Since the peace process began in earnest in 1993, Rula Assali has been willing to believe that Israel wants peace. But no more.
"I'm seeing the lie that we've been living for seven years," says the Hebrew University dental student, her youthful face tight with bitterness and betrayal.
Like many other Israeli-Arabs - Palestinians who hold Israeli citizenship - Ms. Assali says she's stunned by the Israeli Security Forces' response to demonstrations in Arab towns and villages inside Israel. Among the 50-some people killed so far in the clashes, at least nine were Israeli-Arabs.
Perhaps to an unprecedented degree, Israeli-Arabs - 18 percent of the country's population - are agitating in favor of their non-Israeli kin. Israeli-Arabs have long protested discrimination, land confiscations, and inadequate public funding. But some Israelis are worried about a deeper conflict emerging. And more than ever before, they worry that Israeli-Arabs could be a potential enemy within.
"The underlying problem is not the individual discrimination [against Israeli-Arabs] that does exist to some extent, but the fact that they believe the very existence of the Jewish state is illegitimate," says Dan Schueftan, a lecturer at the University of Haifa.
Alienated Israeli-Arabs pose a particular and immediate problem for Prime Minister Ehud Barak, who leads a foundering minority government. Ten Israeli-Arabs sit in parliament, and Mr. Barak has relied on their support.
While hundreds of thousands of Palestinians left or were forced to flee as the state of Israel was established in 1948, those who stayed were given citizenship. Today, they represent almost 1 in every 5 Israelis, pay taxes and vote, but they argue that theirs is a second-class citizenship.
They are not allowed to join the Army or hold jobs in defense industry. Israeli Arabs have been barred from buying property in Jewish areas.
Government reports openly acknowledge discrimination, and politicians often promise to address the issue during elections. As a community, Israeli-Arabs set great store in Barak's pledge to deliver some change, giving him the vast majority of their vote in last year's elections. But with little to show for their support for Barak, they have been increasingly put out.
"This prime minister, we voted for him - and I'm very disappointed," says Israeli-Arab lawyer Nidal Sliwan.
This week's protests are partly an expression of Palestinian solidarity and partly the release of long-held frustrations that have little to do with the West Bank or the Gaza Strip.
Indeed, some of the most bitter confrontations in the past few days have occurred in areas that have recently witnessed strikes and protests. Earlier this month, Israeli-Arabs, accompanied by some of their parliamentary representatives, protested the closure of a quarry near Nazareth, where one person was killed Monday.
In northern Israel, where most Israeli-Arabs live, police have accused two Israeli-Arab politicians of inciting violence against the police and have arrested other Israeli-Arabs for arms trafficking to Palestinians.

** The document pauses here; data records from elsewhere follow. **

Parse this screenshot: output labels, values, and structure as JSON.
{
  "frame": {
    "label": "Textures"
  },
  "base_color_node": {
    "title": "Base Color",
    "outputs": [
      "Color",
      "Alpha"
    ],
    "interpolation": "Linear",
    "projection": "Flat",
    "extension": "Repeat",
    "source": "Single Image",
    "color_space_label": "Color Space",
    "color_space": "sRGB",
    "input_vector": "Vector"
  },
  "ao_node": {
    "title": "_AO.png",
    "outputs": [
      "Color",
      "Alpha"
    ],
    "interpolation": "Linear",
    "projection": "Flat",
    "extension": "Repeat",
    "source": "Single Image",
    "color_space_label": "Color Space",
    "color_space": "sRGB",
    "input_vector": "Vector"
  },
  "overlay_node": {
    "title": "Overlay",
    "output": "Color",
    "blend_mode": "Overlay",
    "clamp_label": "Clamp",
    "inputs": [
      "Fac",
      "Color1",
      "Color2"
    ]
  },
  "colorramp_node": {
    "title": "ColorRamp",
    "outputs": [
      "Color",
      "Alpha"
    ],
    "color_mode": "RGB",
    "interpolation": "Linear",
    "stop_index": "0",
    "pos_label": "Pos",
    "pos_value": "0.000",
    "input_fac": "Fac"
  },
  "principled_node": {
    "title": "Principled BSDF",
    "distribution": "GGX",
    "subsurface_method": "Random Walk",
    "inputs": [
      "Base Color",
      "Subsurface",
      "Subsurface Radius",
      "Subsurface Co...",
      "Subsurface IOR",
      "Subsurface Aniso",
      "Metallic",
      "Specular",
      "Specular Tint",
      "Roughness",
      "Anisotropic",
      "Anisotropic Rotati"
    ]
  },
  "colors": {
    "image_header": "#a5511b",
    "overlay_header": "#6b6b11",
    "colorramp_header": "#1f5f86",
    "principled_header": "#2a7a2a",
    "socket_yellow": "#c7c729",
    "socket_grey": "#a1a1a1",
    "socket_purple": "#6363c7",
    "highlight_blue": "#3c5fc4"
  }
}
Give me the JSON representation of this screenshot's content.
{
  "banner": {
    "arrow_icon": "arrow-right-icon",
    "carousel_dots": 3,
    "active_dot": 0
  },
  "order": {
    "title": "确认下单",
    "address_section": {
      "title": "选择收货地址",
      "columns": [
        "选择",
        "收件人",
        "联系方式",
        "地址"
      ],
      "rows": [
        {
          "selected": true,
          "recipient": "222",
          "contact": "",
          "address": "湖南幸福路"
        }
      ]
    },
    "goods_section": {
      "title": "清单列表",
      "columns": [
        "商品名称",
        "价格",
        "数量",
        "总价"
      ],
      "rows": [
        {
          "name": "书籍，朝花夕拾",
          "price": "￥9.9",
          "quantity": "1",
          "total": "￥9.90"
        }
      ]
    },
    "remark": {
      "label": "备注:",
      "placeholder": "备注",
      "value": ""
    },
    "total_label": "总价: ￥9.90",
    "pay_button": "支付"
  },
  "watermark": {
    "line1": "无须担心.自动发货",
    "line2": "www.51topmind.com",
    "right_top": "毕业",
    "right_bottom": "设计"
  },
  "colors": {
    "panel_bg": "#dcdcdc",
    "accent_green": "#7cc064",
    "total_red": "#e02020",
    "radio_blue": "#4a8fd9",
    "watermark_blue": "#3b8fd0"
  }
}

Police say the arms ring was based in the city of Umm El-Fahm - the scene of clashes Monday between stone-throwing protesters and police that left six Israeli-Arabs dead.
In the Palestinian territories, Israeli police and troops have been attacked by gunfire, but most observers say that the Israeli-Arab demonstrators are armed only with stones.
"What's making me angry is that they're shooting to kill," says Hebrew University student Assali, "they're not shooting to calm things down."
The loss of faith is mutual. Some Israelis are deeply disappointed in their Arab neighbors, particularly in their leadership. Israeli-Arab politicians, editorializes the respected Ha'aretz daily newspaper, "have crossed the line of what is permissible and tolerable.
Not only did they not direct and restrain as responsible elected officials are expected to, but they lent a hand to incitement that has led to severe rioting, violent uprisings and a disruption of daily life in the country."
For Haifa University lecturer Mr. Shueftan, Ha'aretz's realization comes as no surprise. "[Israeli-Arabs] have ... learned that they can identify with all the enemies of Israel and that at the same time Jews will feel guilty about them and give them all their rights and even offer them affirmative action, so why not become more and more hostile to Israel, including taking violent action?" he asks.
Mr. Sliwan, the lawyer, acknowledges that relations between Israel and its Arab citizens have often been difficult. For his own part, he insists he has no desire to leave Israel, which is where his home is, where his family is from, and where he practices law.
He insists that Israeli-Arabs want to be productive and law-abiding citizens. Israeli worries that Arab citizens will join with an independent Palestine and other Arab states to defeat or undermine Israel are "ridiculous," he says. "If we are living in a peaceful way, why should we feel that we should push the Jews into the sea or fight against Israel?"
(c) Copyright 2000. The Christian Science Publishing Society